=== Data for the task ===

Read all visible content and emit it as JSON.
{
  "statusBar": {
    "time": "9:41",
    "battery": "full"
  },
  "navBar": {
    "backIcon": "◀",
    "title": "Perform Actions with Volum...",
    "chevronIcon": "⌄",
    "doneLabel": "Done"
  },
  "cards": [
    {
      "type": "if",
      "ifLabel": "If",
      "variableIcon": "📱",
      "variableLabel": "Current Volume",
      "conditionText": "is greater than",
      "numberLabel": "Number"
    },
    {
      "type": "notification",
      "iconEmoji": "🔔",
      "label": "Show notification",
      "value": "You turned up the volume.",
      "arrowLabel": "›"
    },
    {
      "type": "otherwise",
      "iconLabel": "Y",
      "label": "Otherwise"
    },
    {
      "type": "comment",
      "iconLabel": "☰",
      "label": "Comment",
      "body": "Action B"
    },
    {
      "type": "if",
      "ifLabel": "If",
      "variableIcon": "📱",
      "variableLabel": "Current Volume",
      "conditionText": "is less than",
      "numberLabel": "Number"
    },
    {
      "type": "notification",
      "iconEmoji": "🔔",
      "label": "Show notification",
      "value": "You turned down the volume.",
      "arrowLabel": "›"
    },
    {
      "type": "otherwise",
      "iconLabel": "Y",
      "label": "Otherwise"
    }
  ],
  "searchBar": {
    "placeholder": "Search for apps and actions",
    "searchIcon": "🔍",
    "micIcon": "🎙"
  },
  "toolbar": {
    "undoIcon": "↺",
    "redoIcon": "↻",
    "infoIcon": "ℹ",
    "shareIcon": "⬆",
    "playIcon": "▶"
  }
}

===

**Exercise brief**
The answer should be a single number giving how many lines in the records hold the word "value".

**Answer area**
2